*** Begin section ***

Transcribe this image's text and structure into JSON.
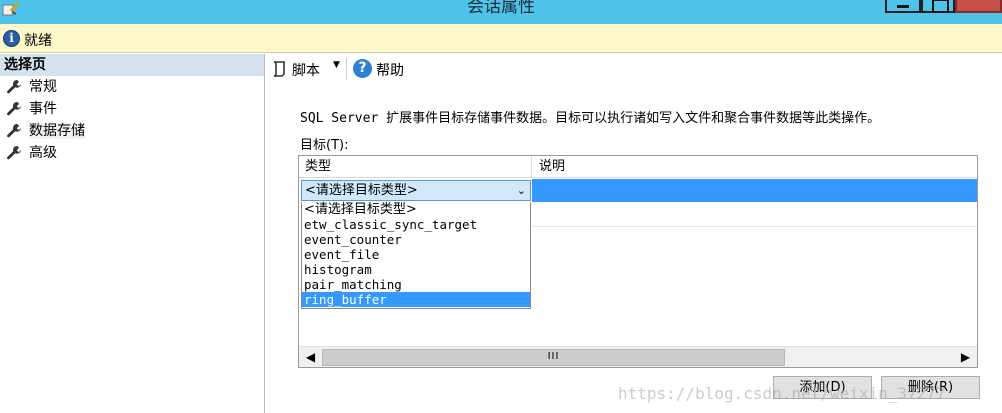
{
  "window": {
    "title": "会话属性"
  },
  "status": {
    "text": "就绪"
  },
  "left_panel": {
    "header": "选择页",
    "items": [
      {
        "label": "常规",
        "icon": "wrench-icon"
      },
      {
        "label": "事件",
        "icon": "wrench-icon"
      },
      {
        "label": "数据存储",
        "icon": "wrench-icon",
        "selected": true
      },
      {
        "label": "高级",
        "icon": "wrench-icon"
      }
    ]
  },
  "toolbar": {
    "script_label": "脚本",
    "help_label": "帮助"
  },
  "content": {
    "description": "SQL Server 扩展事件目标存储事件数据。目标可以执行诸如写入文件和聚合事件数据等此类操作。",
    "target_label": "目标(T):"
  },
  "grid": {
    "columns": [
      "类型",
      "说明"
    ],
    "combo_value": "<请选择目标类型>",
    "dropdown_options": [
      "<请选择目标类型>",
      "etw_classic_sync_target",
      "event_counter",
      "event_file",
      "histogram",
      "pair_matching",
      "ring_buffer"
    ],
    "selected_option": "ring_buffer",
    "scroll_thumb": "III"
  },
  "buttons": {
    "add": "添加(D)",
    "remove": "删除(R)"
  },
  "watermark": "https://blog.csdn.net/weixin_37277"
}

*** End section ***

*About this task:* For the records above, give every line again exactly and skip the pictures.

*Output below:*
Transcribe this image's text and structure into JSON.
{
  "window": {
    "title": "会话属性"
  },
  "status": {
    "text": "就绪"
  },
  "left_panel": {
    "header": "选择页",
    "items": [
      {
        "label": "常规",
        "icon": "wrench-icon"
      },
      {
        "label": "事件",
        "icon": "wrench-icon"
      },
      {
        "label": "数据存储",
        "icon": "wrench-icon",
        "selected": true
      },
      {
        "label": "高级",
        "icon": "wrench-icon"
      }
    ]
  },
  "toolbar": {
    "script_label": "脚本",
    "help_label": "帮助"
  },
  "content": {
    "description": "SQL Server 扩展事件目标存储事件数据。目标可以执行诸如写入文件和聚合事件数据等此类操作。",
    "target_label": "目标(T):"
  },
  "grid": {
    "columns": [
      "类型",
      "说明"
    ],
    "combo_value": "<请选择目标类型>",
    "dropdown_options": [
      "<请选择目标类型>",
      "etw_classic_sync_target",
      "event_counter",
      "event_file",
      "histogram",
      "pair_matching",
      "ring_buffer"
    ],
    "selected_option": "ring_buffer",
    "scroll_thumb": "III"
  },
  "buttons": {
    "add": "添加(D)",
    "remove": "删除(R)"
  },
  "watermark": "https://blog.csdn.net/weixin_37277"
}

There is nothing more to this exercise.